- Power Query – at first glance it might seem tricky, but PQ makes this all too easy. Read on.
Imagine you run an office furniture company. You want to stop reordering two brands of furniture – Relaxer (a type of chair) and Boca Top (a type of table). You currently have 20,000 Relaxer chairs and 5,000 Boca Tops. These are valued at $200,000 and $100,000 respectively. When sold, they will yield $100,000 and $25,000 gross profit. You are hoping to sell them off in 2 or 3 years. You forecast that we can sell off these as per some yearly schedule.
You need to analyze this and prepare a cash flow model.
Let’s learn how to answer such open ended questions using various analysis techniques in Excel.Continue »
One of the regular reporting tasks I do involves a manual step I hated. It goes like this:
- Dump several columns of data in the template file.
- Hide a particular set of columns (these are not together, so must be done one at a time or with CTRL+selection)
- Save and publish the file.
After doing this manually for last few fortnights, today I wanted to automate the column hide process. I was about to write a VBA macro to clone the hide settings from one workbook to another. But then I thought, may be paste special can be of use.
And what do you know. It does exactly that.Continue »
Few days ago, I saw a beautiful homemade science experiment on Sand Pendulums on Bruce Yeany‘s YouTube channel. Go ahead and check it out. It is a cool project to do with your kids.
I will try this experiment with kids during school term holidays around Easter. But first, I wanted to try the simulation in Excel.
Simulating sand pendulum pattern in Excel
Take a look at the final simulation above. This is what we will create in Excel.Continue »
The other day, I found myself making copies of a templated report worksheet. After trying the usual route of “right click on source sheet, select move or copy, check create a copy and press OK” a few times, I thought “well that is asinine.” So I figured, may be CTRL+Drag will create a copy. And what do you know, it does.
So that is our quick tip for the day. Whenever you need to make a copy of something, simply hold CTRL key and drag the thing.
It works for charts, drawing shapes, worksheets and even ranges.Continue »
I started a new consulting gig with NZ Ministry of Business (aside: when I told my daughter about this, she widened her eyes and said ministry of MAGIC!!! ). On my first day, while having lunch in breakout area, I chatted with the gentleman sitting opposite me. We got talking about this and that and eventually the topic turned to What I do at MB. So I told him that I am helping the HR with some data analysis and reporting using Excel & SQL Server. He asks me, “So you must be familiar with Excel object model”. I said, “oh, why yes”. He then asks me, “I have this problem that is bothering me for years. You see, I get a lot of data. And I use Find (Ctrl+F) to find all the cells that contain certain code. But the results are all over the place. I want to know how to extract all the finds to a target worksheet – value & address format.”
I explained him how to do this while chewing mouthfuls of rice & veggies.
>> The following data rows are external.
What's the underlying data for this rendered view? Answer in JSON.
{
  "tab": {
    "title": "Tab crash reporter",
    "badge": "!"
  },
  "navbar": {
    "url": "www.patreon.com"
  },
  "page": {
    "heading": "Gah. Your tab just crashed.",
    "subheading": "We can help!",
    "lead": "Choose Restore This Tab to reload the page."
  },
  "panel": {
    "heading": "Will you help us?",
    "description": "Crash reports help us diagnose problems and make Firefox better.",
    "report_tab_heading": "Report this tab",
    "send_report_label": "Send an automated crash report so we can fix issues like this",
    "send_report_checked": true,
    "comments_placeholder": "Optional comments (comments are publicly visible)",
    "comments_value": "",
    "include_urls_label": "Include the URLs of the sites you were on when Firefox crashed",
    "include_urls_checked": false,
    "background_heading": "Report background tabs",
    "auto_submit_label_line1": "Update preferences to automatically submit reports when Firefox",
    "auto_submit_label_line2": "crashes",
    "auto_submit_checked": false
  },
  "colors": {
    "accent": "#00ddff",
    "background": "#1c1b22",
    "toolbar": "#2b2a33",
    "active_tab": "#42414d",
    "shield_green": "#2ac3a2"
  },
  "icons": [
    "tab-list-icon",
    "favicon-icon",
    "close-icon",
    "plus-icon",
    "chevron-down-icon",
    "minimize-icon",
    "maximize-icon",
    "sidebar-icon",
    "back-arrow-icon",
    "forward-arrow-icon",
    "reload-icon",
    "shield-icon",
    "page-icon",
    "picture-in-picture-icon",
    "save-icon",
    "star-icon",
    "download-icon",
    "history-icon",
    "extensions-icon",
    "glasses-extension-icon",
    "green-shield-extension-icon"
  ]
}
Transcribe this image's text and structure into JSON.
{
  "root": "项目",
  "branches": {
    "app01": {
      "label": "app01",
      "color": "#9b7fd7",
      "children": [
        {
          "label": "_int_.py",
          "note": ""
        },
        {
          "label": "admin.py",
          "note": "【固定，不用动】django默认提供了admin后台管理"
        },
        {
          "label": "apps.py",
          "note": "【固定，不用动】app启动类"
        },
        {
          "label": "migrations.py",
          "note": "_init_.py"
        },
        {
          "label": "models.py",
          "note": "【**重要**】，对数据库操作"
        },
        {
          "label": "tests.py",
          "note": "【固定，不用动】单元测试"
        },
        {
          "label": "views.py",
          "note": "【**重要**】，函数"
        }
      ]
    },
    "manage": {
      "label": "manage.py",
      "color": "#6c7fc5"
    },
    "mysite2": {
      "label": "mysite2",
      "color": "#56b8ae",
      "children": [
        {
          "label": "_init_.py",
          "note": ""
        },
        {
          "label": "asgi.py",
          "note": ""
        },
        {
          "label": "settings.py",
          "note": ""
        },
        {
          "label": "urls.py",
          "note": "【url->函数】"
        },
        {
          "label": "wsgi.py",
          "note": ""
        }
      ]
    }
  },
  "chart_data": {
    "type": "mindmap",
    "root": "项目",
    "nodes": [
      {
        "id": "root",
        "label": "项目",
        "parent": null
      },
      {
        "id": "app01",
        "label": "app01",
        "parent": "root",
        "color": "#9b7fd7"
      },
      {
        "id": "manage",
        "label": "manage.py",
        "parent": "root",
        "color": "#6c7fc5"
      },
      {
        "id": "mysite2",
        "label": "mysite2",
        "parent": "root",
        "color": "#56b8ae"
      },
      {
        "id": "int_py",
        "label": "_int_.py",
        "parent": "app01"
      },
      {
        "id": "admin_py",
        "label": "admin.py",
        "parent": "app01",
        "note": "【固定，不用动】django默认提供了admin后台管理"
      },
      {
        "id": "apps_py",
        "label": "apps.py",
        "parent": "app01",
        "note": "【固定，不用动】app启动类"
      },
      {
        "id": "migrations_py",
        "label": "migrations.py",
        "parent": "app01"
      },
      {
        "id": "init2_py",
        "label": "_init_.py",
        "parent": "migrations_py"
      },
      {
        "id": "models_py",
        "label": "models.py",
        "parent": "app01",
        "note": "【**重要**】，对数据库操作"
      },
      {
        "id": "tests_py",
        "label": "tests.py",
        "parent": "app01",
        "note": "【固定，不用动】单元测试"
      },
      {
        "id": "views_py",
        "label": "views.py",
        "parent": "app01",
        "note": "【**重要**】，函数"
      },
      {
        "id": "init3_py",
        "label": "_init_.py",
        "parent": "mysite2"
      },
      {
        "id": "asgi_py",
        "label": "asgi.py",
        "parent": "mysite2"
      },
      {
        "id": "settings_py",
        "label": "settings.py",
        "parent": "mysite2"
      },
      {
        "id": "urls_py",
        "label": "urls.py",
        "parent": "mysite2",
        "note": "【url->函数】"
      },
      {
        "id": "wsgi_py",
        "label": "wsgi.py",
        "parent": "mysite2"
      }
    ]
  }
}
But once I am home, I thought, “hey, maybe there are others out in the world who want to do this”.
So here we go.Continue »
It is election time in USA, and that means there is a whole lot of drama, discussions and of course data analysis. There are tons of cool visualizations published on all the data. Previously, we talked about “How Trump happened” chart.
Today let’s take a look at the beautiful decision tree chart by NY Times explaining what would happen if each of the 10 swing states vote for Democrats or Republicans. Go ahead and look at that chart. And when you are done playing with it, come back.
My first thought after looking at the chart is: Wow, that is cool. I wonder how we can recreate that experience in Excel?
But as you can guess, making a dynamic tree visualization in Excel is pretty hard. You can create a bubble chart mixed with XY chart to show all the nodes of the decision tree, but as this tree has 2^10 nodes at the bottom level (and 2^11-1 total nodes) our chart would look very clumsy and busy.
So, instead of replicating NY Times chart, why not make our own version that explains the data? You can reuse this idea when visualizing outcomes of several what-if scenarios.Continue »